Glycine and valine are amino acids and when connected, the bond connecting them is called a peptide bond. Amino acids are so called because of the presence of a carboxylic acid group, COOH, and an amine group, NH2. Each amino acid is distinguished by the side chains attached to them. (I have included the structures of glycine, valine, and the glycine-valine dipeptide. As you can see, glycine has H as a side chain, while valine has a more complicated group, CH(CH3)CH3.) The peptide bond connects amino acids together via the carboxylic acid group of one, and the amine group of the other. Formation of a peptide bond is a type of a condensation reaction, one which produces water as a by-product.
Below is a simplified reaction of two amino acids with side chains R1 and R2:
H2N-CHR1-COOH + H2N-CHR2-COOH
R1 can be H if the first amino acid is glycine, and R2 is CH(CH3)CH3 if the second is valine. The peptide bond forms via condensation of the two amino acids, where water is formed from the OH group of the first amino acid and an H from the amine group of the second:
H2N-CHR1-CO-HN-CHR2-COOH (first amino acid in bold)
As can be seen in this simplified reaction and the attached image, the peptide bond is formed between the carbon of the carboxylic acid of amino acid 1 and the nitrogen of the amine group of amino acid 2.
Functional groups present are, as already mentioned, carboxylic group (COOH) and amine group (NH2) from the amino acids.

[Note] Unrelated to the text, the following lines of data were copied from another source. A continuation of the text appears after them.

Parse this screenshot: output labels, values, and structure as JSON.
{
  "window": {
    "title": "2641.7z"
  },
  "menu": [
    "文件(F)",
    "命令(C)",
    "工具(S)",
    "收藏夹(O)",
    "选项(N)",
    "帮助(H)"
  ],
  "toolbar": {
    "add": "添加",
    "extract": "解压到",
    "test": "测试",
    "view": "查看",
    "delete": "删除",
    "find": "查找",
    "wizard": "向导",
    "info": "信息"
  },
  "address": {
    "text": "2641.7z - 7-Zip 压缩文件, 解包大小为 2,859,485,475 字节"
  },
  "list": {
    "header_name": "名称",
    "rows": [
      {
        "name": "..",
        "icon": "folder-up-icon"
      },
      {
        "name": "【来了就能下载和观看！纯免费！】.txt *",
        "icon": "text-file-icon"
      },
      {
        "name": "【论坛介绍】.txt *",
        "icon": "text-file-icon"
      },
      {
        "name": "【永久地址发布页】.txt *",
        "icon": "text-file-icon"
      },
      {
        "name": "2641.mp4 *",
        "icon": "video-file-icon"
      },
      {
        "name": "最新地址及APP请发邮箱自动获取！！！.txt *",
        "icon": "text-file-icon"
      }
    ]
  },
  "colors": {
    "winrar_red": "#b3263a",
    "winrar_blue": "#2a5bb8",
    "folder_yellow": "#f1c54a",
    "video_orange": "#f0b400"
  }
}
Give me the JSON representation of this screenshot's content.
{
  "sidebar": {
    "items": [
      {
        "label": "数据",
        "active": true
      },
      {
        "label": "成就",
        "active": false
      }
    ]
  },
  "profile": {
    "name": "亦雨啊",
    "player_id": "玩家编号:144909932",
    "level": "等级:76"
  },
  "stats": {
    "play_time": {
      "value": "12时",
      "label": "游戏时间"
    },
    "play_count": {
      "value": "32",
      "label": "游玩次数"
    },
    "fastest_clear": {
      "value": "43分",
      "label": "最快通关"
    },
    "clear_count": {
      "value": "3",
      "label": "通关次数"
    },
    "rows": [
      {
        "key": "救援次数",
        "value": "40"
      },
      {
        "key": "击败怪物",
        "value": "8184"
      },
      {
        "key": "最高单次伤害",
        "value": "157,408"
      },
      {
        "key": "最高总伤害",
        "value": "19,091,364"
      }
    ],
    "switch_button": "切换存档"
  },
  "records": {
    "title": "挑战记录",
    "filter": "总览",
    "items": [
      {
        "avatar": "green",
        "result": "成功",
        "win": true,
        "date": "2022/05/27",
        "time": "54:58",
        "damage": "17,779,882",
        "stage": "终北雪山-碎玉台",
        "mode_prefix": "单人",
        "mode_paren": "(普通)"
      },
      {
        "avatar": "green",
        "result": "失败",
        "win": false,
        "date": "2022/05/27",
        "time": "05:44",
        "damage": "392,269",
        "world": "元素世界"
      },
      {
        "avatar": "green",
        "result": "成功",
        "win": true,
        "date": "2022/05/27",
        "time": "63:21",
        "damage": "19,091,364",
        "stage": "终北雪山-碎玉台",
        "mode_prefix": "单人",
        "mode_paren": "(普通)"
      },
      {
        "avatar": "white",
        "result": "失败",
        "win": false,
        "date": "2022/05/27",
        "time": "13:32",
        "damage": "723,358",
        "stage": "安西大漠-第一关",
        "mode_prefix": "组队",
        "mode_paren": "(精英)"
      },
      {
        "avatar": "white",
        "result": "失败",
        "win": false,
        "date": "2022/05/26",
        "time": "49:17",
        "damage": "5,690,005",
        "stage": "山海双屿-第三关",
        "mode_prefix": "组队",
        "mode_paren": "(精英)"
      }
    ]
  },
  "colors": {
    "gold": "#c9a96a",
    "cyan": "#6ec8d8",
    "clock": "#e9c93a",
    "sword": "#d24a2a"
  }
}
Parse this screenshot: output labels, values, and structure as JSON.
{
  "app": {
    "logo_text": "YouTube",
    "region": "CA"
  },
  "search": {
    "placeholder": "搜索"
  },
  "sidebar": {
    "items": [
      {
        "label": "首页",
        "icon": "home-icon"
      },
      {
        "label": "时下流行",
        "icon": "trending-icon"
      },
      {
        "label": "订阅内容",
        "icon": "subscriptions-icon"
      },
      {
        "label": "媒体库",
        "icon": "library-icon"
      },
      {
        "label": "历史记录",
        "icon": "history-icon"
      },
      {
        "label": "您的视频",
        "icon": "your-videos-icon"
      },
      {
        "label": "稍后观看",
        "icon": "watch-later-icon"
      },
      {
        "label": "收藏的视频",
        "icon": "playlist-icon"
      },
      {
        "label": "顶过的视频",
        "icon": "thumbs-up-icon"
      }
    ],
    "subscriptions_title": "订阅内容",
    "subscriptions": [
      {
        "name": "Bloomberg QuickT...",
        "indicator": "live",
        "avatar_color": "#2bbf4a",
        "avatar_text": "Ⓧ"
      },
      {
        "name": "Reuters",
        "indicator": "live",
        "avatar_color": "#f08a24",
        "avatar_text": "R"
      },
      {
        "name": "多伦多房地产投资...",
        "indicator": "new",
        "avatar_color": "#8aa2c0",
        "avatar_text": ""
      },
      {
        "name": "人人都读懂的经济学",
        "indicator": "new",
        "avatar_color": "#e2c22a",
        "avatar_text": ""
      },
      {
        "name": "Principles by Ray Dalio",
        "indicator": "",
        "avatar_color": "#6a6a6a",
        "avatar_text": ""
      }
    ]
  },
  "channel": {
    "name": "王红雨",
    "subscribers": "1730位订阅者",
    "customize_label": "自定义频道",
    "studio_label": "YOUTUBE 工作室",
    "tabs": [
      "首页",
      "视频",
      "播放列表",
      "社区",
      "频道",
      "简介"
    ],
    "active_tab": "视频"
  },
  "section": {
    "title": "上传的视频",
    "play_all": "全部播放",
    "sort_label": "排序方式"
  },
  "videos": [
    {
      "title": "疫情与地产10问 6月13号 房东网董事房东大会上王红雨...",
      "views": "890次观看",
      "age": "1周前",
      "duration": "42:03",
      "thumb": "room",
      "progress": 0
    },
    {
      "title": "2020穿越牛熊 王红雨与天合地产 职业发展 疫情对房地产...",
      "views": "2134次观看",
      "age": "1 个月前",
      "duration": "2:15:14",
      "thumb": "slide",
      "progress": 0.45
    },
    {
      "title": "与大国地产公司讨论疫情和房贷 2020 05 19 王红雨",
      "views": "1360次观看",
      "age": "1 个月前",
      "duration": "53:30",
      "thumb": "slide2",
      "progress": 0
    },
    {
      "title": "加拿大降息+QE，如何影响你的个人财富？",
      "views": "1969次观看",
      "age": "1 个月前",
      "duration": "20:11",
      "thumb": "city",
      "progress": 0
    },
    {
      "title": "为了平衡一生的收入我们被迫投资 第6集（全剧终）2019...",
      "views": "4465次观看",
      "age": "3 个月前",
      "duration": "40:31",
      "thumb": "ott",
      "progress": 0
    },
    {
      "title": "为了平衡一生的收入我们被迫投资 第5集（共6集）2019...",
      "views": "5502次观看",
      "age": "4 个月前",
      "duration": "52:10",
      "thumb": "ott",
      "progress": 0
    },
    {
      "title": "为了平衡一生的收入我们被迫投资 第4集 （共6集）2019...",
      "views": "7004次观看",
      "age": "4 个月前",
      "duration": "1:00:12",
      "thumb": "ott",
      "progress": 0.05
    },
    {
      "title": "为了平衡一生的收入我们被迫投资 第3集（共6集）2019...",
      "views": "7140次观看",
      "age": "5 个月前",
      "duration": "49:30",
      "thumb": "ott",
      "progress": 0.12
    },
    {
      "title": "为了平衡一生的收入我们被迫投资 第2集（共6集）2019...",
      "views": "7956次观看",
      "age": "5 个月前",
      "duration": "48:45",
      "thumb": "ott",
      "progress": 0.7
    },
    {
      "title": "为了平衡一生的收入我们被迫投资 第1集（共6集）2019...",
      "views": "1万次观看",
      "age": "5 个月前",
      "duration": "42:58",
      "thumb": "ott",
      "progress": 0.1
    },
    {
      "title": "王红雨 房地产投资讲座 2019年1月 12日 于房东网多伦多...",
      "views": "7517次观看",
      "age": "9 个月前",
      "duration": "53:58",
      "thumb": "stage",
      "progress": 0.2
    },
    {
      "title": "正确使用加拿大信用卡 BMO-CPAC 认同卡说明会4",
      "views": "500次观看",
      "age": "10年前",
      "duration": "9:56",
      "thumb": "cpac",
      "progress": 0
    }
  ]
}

The resulting molecule from the formation of the peptide bond is an amide (RC(=O)NR, see attachment for other forms of amides).
By convention, polypeptides are written and drawn from the N-terminal (amine group of first amino acid) to the C-terminal (carboxylic group of the last amino acid).